Sunday, March 31, 2013
I See… Making History
In the world of words, there are two ways to “make history.” The traditional definition refers to implementing an event so important that the memory of it will linger in the hearts and minds of men long after the moment is gone. However, regular MTE readers shun the traditional in favor of alternative explanations, and ironically, in today’s mostly alternative world, the traditional IS the alternative. Confused yet? Hang on. I’ll clear this up by the end of this post.
To the Lord, every event that occurs every second of every day in every life is important. Hence, in his eyes, we make history simply by living. We chose to make history in the pre-earth life when we chose to support our Elder Brother’s choice to be our Savior and Redeemer as part of our Heavenly Father’s great plan of happiness for us.
What common culture remembers now becomes history. Traditionally, we tend to remember the popular and famous but not what is important to the Lord. How do we account, then, for the history being made by the History Channel’s production and airing of the 10-part miniseries, “The Bible”?
The series, with the final installment being broadcast this Easter evening, has been breaking all sorts of viewership records for cable TV and surprising modern media moguls. Series producers and actors/actresses are appearing on daytime talk shows, and their glossy interviewers appear puzzled and confused by its popularity. After all, there are no car chases, aliens, zombies, steamy sex scenes, or bloody decapitated bodies! It’s just the Bible! What’s the draw?
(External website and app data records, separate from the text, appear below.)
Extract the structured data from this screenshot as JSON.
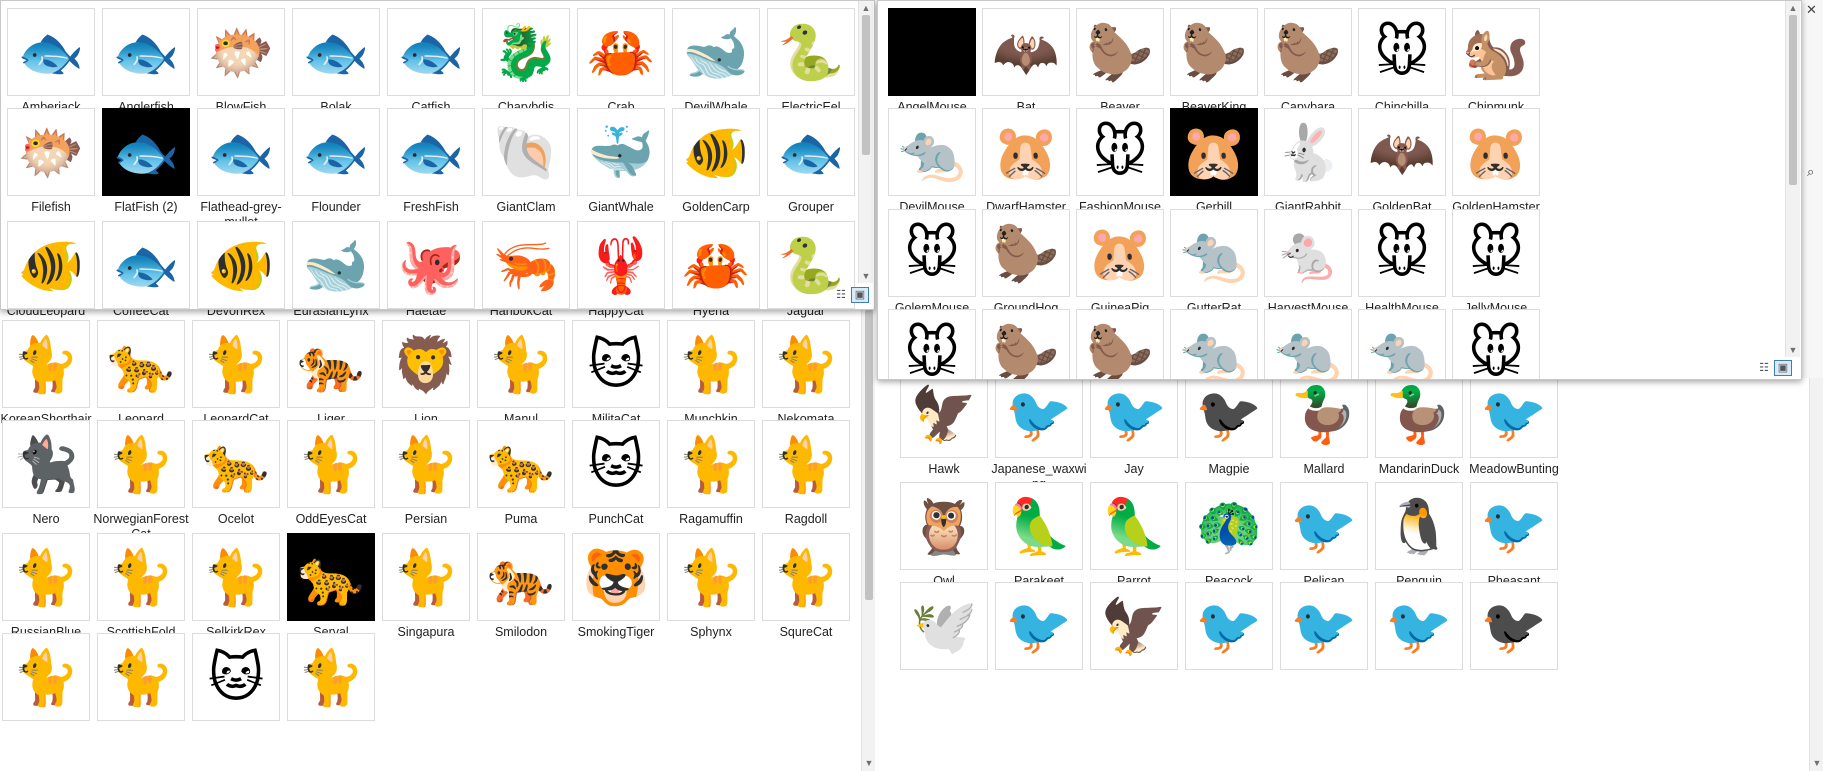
{
  "cats_window": {
    "partial_top_labels": [
      "CloudLeopard",
      "CoffeeCat",
      "DevonRex",
      "EurasianLynx",
      "Haetae",
      "HanbokCat",
      "HappyCat",
      "Hyena",
      "Jaguar"
    ],
    "rows": [
      [
        {
          "label": "KoreanShorthair",
          "glyph": "🐈"
        },
        {
          "label": "Leopard",
          "glyph": "🐆"
        },
        {
          "label": "LeopardCat",
          "glyph": "🐈"
        },
        {
          "label": "Liger",
          "glyph": "🐅"
        },
        {
          "label": "Lion",
          "glyph": "🦁"
        },
        {
          "label": "Manul",
          "glyph": "🐈"
        },
        {
          "label": "MilitaCat",
          "glyph": "🐱"
        },
        {
          "label": "Munchkin",
          "glyph": "🐈"
        },
        {
          "label": "Nekomata",
          "glyph": "🐈"
        }
      ],
      [
        {
          "label": "Nero",
          "glyph": "🐈‍⬛"
        },
        {
          "label": "NorwegianForestCat",
          "glyph": "🐈"
        },
        {
          "label": "Ocelot",
          "glyph": "🐆"
        },
        {
          "label": "OddEyesCat",
          "glyph": "🐈"
        },
        {
          "label": "Persian",
          "glyph": "🐈"
        },
        {
          "label": "Puma",
          "glyph": "🐆"
        },
        {
          "label": "PunchCat",
          "glyph": "🐱"
        },
        {
          "label": "Ragamuffin",
          "glyph": "🐈"
        },
        {
          "label": "Ragdoll",
          "glyph": "🐈"
        }
      ],
      [
        {
          "label": "RussianBlue",
          "glyph": "🐈"
        },
        {
          "label": "ScottishFold",
          "glyph": "🐈"
        },
        {
          "label": "SelkirkRex",
          "glyph": "🐈"
        },
        {
          "label": "Serval",
          "glyph": "🐆",
          "dark": true
        },
        {
          "label": "Singapura",
          "glyph": "🐈"
        },
        {
          "label": "Smilodon",
          "glyph": "🐅"
        },
        {
          "label": "SmokingTiger",
          "glyph": "🐯"
        },
        {
          "label": "Sphynx",
          "glyph": "🐈"
        },
        {
          "label": "SqureCat",
          "glyph": "🐈"
        }
      ],
      [
        {
          "label": "",
          "glyph": "🐈"
        },
        {
          "label": "",
          "glyph": "🐈"
        },
        {
          "label": "",
          "glyph": "🐱"
        },
        {
          "label": "",
          "glyph": "🐈"
        }
      ]
    ]
  },
  "birds_window": {
    "rows": [
      [
        {
          "label": "Hawk",
          "glyph": "🦅"
        },
        {
          "label": "Japanese_waxwing",
          "glyph": "🐦"
        },
        {
          "label": "Jay",
          "glyph": "🐦"
        },
        {
          "label": "Magpie",
          "glyph": "🐦‍⬛"
        },
        {
          "label": "Mallard",
          "glyph": "🦆"
        },
        {
          "label": "MandarinDuck",
          "glyph": "🦆"
        },
        {
          "label": "MeadowBunting",
          "glyph": "🐦"
        }
      ],
      [
        {
          "label": "Owl",
          "glyph": "🦉"
        },
        {
          "label": "Parakeet",
          "glyph": "🦜"
        },
        {
          "label": "Parrot",
          "glyph": "🦜"
        },
        {
          "label": "Peacock",
          "glyph": "🦚"
        },
        {
          "label": "Pelican",
          "glyph": "🐦"
        },
        {
          "label": "Penquin",
          "glyph": "🐧"
        },
        {
          "label": "Pheasant",
          "glyph": "🐦"
        }
      ],
      [
        {
          "label": "",
          "glyph": "🕊️"
        },
        {
          "label": "",
          "glyph": "🐦"
        },
        {
          "label": "",
          "glyph": "🦅"
        },
        {
          "label": "",
          "glyph": "🐦"
        },
        {
          "label": "",
          "glyph": "🐦"
        },
        {
          "label": "",
          "glyph": "🐦"
        },
        {
          "label": "",
          "glyph": "🐦‍⬛"
        }
      ]
    ]
  },
  "fish_window": {
    "rows": [
      [
        {
          "label": "Amberjack",
          "glyph": "🐟"
        },
        {
          "label": "Anglerfish",
          "glyph": "🐟"
        },
        {
          "label": "BlowFish",
          "glyph": "🐡"
        },
        {
          "label": "Bolak",
          "glyph": "🐟"
        },
        {
          "label": "Catfish",
          "glyph": "🐟"
        },
        {
          "label": "Charybdis",
          "glyph": "🐉"
        },
        {
          "label": "Crab",
          "glyph": "🦀"
        },
        {
          "label": "DevilWhale",
          "glyph": "🐋"
        },
        {
          "label": "ElectricEel",
          "glyph": "🐍"
        }
      ],
      [
        {
          "label": "Filefish",
          "glyph": "🐡"
        },
        {
          "label": "FlatFish (2)",
          "glyph": "🐟",
          "dark": true
        },
        {
          "label": "Flathead-grey-mullet",
          "glyph": "🐟"
        },
        {
          "label": "Flounder",
          "glyph": "🐟"
        },
        {
          "label": "FreshFish",
          "glyph": "🐟"
        },
        {
          "label": "GiantClam",
          "glyph": "🐚"
        },
        {
          "label": "GiantWhale",
          "glyph": "🐳"
        },
        {
          "label": "GoldenCarp",
          "glyph": "🐠"
        },
        {
          "label": "Grouper",
          "glyph": "🐟"
        }
      ],
      [
        {
          "label": "",
          "glyph": "🐠"
        },
        {
          "label": "",
          "glyph": "🐟"
        },
        {
          "label": "",
          "glyph": "🐠"
        },
        {
          "label": "",
          "glyph": "🐋"
        },
        {
          "label": "",
          "glyph": "🐙"
        },
        {
          "label": "",
          "glyph": "🦐"
        },
        {
          "label": "",
          "glyph": "🦞"
        },
        {
          "label": "",
          "glyph": "🦀"
        },
        {
          "label": "",
          "glyph": "🐍"
        }
      ]
    ]
  },
  "rodents_window": {
    "rows": [
      [
        {
          "label": "AngelMouse",
          "glyph": "🐭",
          "dark": true
        },
        {
          "label": "Bat",
          "glyph": "🦇"
        },
        {
          "label": "Beaver",
          "glyph": "🦫"
        },
        {
          "label": "BeaverKing",
          "glyph": "🦫"
        },
        {
          "label": "Capybara",
          "glyph": "🦫"
        },
        {
          "label": "Chinchilla",
          "glyph": "🐭"
        },
        {
          "label": "Chipmunk",
          "glyph": "🐿️"
        }
      ],
      [
        {
          "label": "DevilMouse",
          "glyph": "🐀"
        },
        {
          "label": "DwarfHamster",
          "glyph": "🐹"
        },
        {
          "label": "FashionMouse",
          "glyph": "🐭"
        },
        {
          "label": "Gerbill",
          "glyph": "🐹",
          "dark": true
        },
        {
          "label": "GiantRabbit",
          "glyph": "🐇"
        },
        {
          "label": "GoldenBat",
          "glyph": "🦇"
        },
        {
          "label": "GoldenHamster",
          "glyph": "🐹"
        }
      ],
      [
        {
          "label": "GolemMouse",
          "glyph": "🐭"
        },
        {
          "label": "GroundHog",
          "glyph": "🦫"
        },
        {
          "label": "GuineaPig",
          "glyph": "🐹"
        },
        {
          "label": "GutterRat",
          "glyph": "🐀"
        },
        {
          "label": "HarvestMouse",
          "glyph": "🐁"
        },
        {
          "label": "HealthMouse",
          "glyph": "🐭"
        },
        {
          "label": "JellyMouse",
          "glyph": "🐭"
        }
      ],
      [
        {
          "label": "",
          "glyph": "🐭"
        },
        {
          "label": "",
          "glyph": "🦫"
        },
        {
          "label": "",
          "glyph": "🦫"
        },
        {
          "label": "",
          "glyph": "🐀"
        },
        {
          "label": "",
          "glyph": "🐀"
        },
        {
          "label": "",
          "glyph": "🐀"
        },
        {
          "label": "",
          "glyph": "🐭"
        }
      ]
    ]
  },
  "view_toggle": {
    "details_icon": "☷",
    "icons_icon": "▣"
  },
  "edge_glyph": "⌕",
  "close_glyph": "✕"
}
I suspect that history is being made here because we have stumbled on a rare instance where mass entertainment media is reflecting the peoples’ moral compass instead of trying to shape it. This must be disheartening to the adversary but encouraging to the Lord. The hidden majority of Christians who rely on Christ daily for life and salvation are now a popular media demographic. The alternative has become mainstream. The Bible has its own share of special effects-worthy moments that entertain, but the serious believer yearns to be inspired. Whether you will be entertained or inspired will be a part of your own history.